The shift to the fourth industrial revolution presents new sustainable development challenges. The externalities of the second and third industrial revolutions were related to the degradation of the biosphere. It is suggested that the externalities of the fourth industrial revolution, underpinned by artificial intelligence, are extending the repertoire of externalities to include the degradation and manipulation of cognition and by extension the fabric of society. The implications for South Africa’s transformation within the fourth industrial revolution are highlighted. It is shown that digital nudging and choice architecture are tools that are capable of maximising profit while externalising social value through the algorithmic manipulation of our decision-making processes. The case for an alternative explanatory framework is presented because the limitations of the prevailing conception of physical reality appear unable to adequately resolve these super-wicked problems. Constructor theory is introduced as an alternative explanatory framework, and the constructor-theoretic conception is suggested as an ontological framework that will provide better explanations. Some principles of the theory are introduced.
This chapter contains a critical interview with Prof. Alex Antonites, the Head of the Department (HoD) of Business Management at the University of Pretoria (UP). Prof…

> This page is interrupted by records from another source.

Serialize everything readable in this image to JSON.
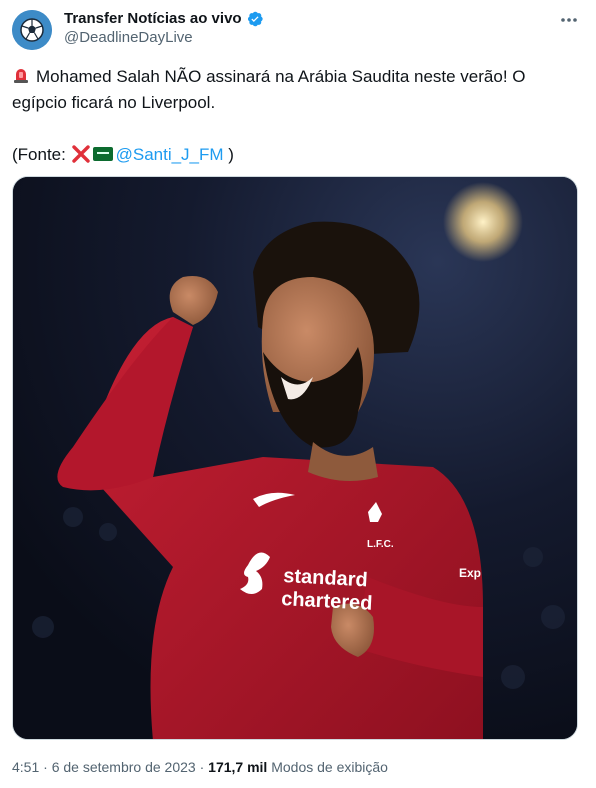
{
  "account": {
    "display_name": "Transfer Notícias ao vivo",
    "handle": "@DeadlineDayLive",
    "verified": true,
    "avatar_icon": "soccer-ball-icon"
  },
  "tweet": {
    "line1": "Mohamed Salah NÃO assinará na Arábia Saudita neste verão!  O egípcio ficará no Liverpool.",
    "source_prefix": "(Fonte: ",
    "source_mention": "@Santi_J_FM",
    "source_suffix": " )",
    "emojis": [
      "siren-icon",
      "cross-mark-icon",
      "saudi-flag-icon"
    ]
  },
  "media": {
    "alt": "Salah comemorando com a camisa do Liverpool",
    "shirt_sponsor_line1": "standard",
    "shirt_sponsor_line2": "chartered",
    "crest_text": "L.F.C.",
    "sleeve_text": "Exp"
  },
  "meta": {
    "time": "4:51",
    "date": "6 de setembro de 2023",
    "separator": "·",
    "views_count": "171,7 mil",
    "views_label": "Modos de exibição"
  },
  "colors": {
    "link": "#1d9bf0",
    "verified": "#1d9bf0",
    "shirt": "#b5162b",
    "text_secondary": "#536471"
  }
}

This chapter contains a critical interview with Prof. Alex Antonites, the Head of the Department (HoD) of Business Management at the University of Pretoria (UP). Prof. Antonites has been instrumental in introducing values-based ethical pedagogy to higher business education at UP’s Department of Business Management. Under Prof. Antonites’s leadership, the department has introduced business ethics content in first-year management modules and the department has pioneered one of the first fully fledged second- and third-year Responsible Leadership and Business Ethics-oriented curriculum for undergraduate students on the African continent. The department’s Albert Luthuli Leadership Institute (ALLI) has also been instrumental in advancing ethical organisational development on the African continent through their postgraduate Responsible Leadership offering at the master’s and doctoral level. In this iconic interview, Prof. Alex Antonites discusses what it will take to blaze a trail to Mzansi’s (South Africa’s nickname) prosperity with Jameo Calvert, a student of both business and education at UP. In this engaging conversation with Jameo, Prof. Antonites articulates how South African enterprises and higher education institutions can make a positive difference in the post-Covid-19 era in realising the country’s developmental aspirations by walking their business ethics talk.